▶ Exercise: Lines below that hold the word "badge" must be copied in full.

▶ Exercise materials:

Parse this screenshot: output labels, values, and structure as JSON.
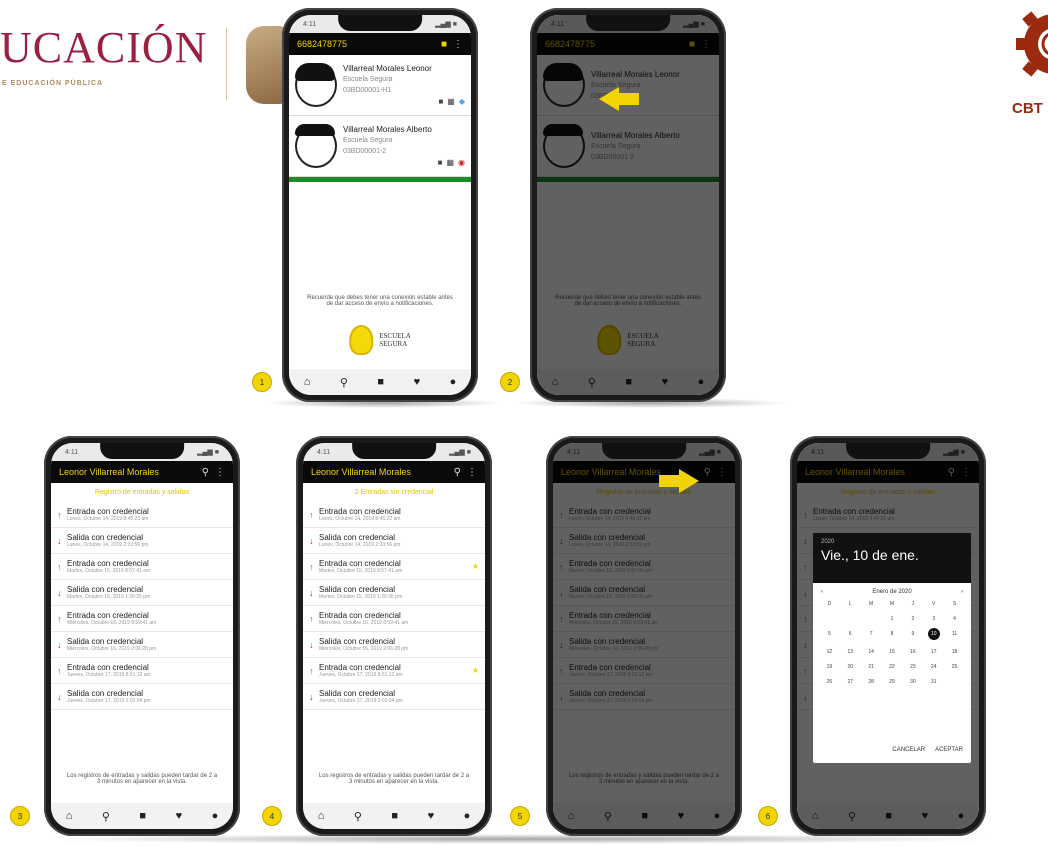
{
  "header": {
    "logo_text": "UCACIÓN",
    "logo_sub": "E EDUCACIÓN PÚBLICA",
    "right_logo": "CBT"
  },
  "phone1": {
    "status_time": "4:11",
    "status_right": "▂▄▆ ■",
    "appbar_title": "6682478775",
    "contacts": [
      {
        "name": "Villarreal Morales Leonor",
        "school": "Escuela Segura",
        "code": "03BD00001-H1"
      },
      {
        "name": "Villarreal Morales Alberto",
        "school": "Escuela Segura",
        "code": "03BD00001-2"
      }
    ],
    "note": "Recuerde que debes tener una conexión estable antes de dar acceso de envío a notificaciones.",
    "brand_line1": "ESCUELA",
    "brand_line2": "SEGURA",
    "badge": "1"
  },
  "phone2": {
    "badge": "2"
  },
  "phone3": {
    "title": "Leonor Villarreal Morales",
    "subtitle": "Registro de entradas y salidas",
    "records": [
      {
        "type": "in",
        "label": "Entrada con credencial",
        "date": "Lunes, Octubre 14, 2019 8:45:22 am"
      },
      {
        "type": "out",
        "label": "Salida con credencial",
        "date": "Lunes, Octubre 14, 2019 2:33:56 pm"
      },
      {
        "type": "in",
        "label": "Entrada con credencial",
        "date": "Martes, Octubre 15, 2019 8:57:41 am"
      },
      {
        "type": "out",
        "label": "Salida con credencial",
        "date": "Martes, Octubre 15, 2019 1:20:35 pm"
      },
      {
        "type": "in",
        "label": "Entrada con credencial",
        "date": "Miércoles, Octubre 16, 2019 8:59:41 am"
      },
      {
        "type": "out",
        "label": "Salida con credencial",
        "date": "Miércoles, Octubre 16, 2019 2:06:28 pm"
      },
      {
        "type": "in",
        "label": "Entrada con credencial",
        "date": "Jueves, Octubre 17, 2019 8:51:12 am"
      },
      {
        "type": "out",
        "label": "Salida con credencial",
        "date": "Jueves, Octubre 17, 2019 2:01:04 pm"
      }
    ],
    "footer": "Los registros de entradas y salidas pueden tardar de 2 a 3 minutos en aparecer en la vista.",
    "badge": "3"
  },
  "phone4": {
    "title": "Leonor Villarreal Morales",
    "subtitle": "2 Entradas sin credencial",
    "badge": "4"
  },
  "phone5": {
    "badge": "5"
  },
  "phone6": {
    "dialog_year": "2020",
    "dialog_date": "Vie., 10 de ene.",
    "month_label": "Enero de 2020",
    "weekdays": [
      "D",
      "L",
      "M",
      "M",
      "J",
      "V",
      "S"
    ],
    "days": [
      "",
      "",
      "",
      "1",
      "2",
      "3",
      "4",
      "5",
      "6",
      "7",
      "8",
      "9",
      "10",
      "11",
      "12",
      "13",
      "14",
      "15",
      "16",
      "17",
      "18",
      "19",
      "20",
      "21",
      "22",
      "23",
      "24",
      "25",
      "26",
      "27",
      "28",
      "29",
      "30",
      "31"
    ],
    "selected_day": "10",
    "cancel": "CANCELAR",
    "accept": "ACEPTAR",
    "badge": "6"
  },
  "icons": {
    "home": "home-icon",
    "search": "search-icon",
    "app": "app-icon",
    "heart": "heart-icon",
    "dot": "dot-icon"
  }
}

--

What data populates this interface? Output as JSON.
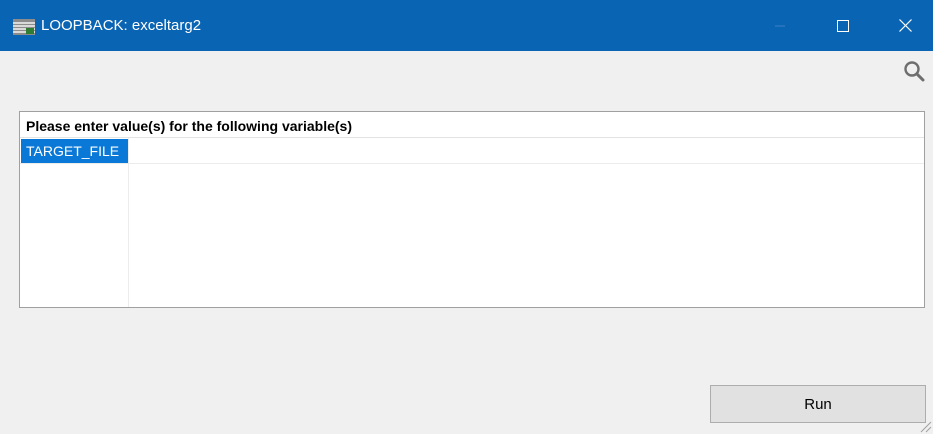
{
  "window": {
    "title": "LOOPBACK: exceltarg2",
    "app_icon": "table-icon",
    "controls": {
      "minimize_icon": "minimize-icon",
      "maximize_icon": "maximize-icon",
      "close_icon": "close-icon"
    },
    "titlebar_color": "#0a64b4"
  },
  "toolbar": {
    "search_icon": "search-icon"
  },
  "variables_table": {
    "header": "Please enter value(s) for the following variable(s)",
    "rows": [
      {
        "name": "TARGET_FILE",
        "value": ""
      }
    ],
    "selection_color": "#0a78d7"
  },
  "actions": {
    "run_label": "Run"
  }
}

▶ Reply:
    "badge": "1"
    "badge": "2"
    "badge": "3"
    "badge": "4"
    "badge": "5"
    "badge": "6"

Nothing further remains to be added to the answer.